- EXERCISE INSTRUCTIONS
In full and word for word, copy the records that follow.

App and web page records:
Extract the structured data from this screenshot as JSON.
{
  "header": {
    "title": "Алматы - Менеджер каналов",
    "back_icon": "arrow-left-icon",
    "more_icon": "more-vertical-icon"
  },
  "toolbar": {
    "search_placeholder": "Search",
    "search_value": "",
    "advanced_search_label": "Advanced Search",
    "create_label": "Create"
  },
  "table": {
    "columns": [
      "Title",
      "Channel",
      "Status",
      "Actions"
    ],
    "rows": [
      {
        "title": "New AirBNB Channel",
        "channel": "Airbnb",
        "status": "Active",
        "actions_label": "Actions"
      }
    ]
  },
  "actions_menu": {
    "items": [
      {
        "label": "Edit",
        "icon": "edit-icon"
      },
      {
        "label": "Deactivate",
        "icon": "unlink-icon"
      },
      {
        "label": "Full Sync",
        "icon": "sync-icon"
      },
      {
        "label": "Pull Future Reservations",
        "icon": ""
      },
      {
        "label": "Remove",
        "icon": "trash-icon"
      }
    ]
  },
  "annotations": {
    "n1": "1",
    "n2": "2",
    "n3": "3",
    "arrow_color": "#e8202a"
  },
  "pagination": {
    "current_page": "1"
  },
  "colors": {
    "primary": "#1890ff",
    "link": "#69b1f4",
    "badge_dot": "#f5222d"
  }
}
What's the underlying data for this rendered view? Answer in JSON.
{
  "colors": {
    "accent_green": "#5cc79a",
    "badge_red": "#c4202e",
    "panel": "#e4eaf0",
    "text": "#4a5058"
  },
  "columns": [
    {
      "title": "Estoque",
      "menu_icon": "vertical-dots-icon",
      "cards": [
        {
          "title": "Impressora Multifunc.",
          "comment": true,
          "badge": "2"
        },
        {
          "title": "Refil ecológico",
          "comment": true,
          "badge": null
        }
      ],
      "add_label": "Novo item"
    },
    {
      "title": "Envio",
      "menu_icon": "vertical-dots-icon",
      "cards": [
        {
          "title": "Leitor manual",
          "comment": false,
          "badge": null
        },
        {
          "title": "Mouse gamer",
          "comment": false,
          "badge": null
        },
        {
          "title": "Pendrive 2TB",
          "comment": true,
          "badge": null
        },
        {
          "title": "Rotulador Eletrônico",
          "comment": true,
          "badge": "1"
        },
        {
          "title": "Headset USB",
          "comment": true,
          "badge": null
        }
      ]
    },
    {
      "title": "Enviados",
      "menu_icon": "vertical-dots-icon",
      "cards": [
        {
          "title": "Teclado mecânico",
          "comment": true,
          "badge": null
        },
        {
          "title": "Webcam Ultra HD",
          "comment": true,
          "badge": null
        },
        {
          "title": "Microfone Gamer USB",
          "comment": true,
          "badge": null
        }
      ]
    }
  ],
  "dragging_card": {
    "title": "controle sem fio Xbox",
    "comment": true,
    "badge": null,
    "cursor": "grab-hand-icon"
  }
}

- SOLUTION BELOW
Extract the structured data from this screenshot as JSON.
{
  "header": {
    "title": "Алматы - Менеджер каналов",
    "back_icon": "arrow-left-icon",
    "more_icon": "more-vertical-icon"
  },
  "toolbar": {
    "search_placeholder": "Search",
    "search_value": "",
    "advanced_search_label": "Advanced Search",
    "create_label": "Create"
  },
  "table": {
    "columns": [
      "Title",
      "Channel",
      "Status",
      "Actions"
    ],
    "rows": [
      {
        "title": "New AirBNB Channel",
        "channel": "Airbnb",
        "status": "Active",
        "actions_label": "Actions"
      }
    ]
  },
  "actions_menu": {
    "items": [
      {
        "label": "Edit",
        "icon": "edit-icon"
      },
      {
        "label": "Deactivate",
        "icon": "unlink-icon"
      },
      {
        "label": "Full Sync",
        "icon": "sync-icon"
      },
      {
        "label": "Pull Future Reservations",
        "icon": ""
      },
      {
        "label": "Remove",
        "icon": "trash-icon"
      }
    ]
  },
  "annotations": {
    "n1": "1",
    "n2": "2",
    "n3": "3",
    "arrow_color": "#e8202a"
  },
  "pagination": {
    "current_page": "1"
  },
  "colors": {
    "primary": "#1890ff",
    "link": "#69b1f4",
    "badge_dot": "#f5222d"
  }
}
What's the underlying data for this rendered view? Answer in JSON.
{
  "colors": {
    "accent_green": "#5cc79a",
    "badge_red": "#c4202e",
    "panel": "#e4eaf0",
    "text": "#4a5058"
  },
  "columns": [
    {
      "title": "Estoque",
      "menu_icon": "vertical-dots-icon",
      "cards": [
        {
          "title": "Impressora Multifunc.",
          "comment": true,
          "badge": "2"
        },
        {
          "title": "Refil ecológico",
          "comment": true,
          "badge": null
        }
      ],
      "add_label": "Novo item"
    },
    {
      "title": "Envio",
      "menu_icon": "vertical-dots-icon",
      "cards": [
        {
          "title": "Leitor manual",
          "comment": false,
          "badge": null
        },
        {
          "title": "Mouse gamer",
          "comment": false,
          "badge": null
        },
        {
          "title": "Pendrive 2TB",
          "comment": true,
          "badge": null
        },
        {
          "title": "Rotulador Eletrônico",
          "comment": true,
          "badge": "1"
        },
        {
          "title": "Headset USB",
          "comment": true,
          "badge": null
        }
      ]
    },
    {
      "title": "Enviados",
      "menu_icon": "vertical-dots-icon",
      "cards": [
        {
          "title": "Teclado mecânico",
          "comment": true,
          "badge": null
        },
        {
          "title": "Webcam Ultra HD",
          "comment": true,
          "badge": null
        },
        {
          "title": "Microfone Gamer USB",
          "comment": true,
          "badge": null
        }
      ]
    }
  ],
  "dragging_card": {
    "title": "controle sem fio Xbox",
    "comment": true,
    "badge": null,
    "cursor": "grab-hand-icon"
  }
}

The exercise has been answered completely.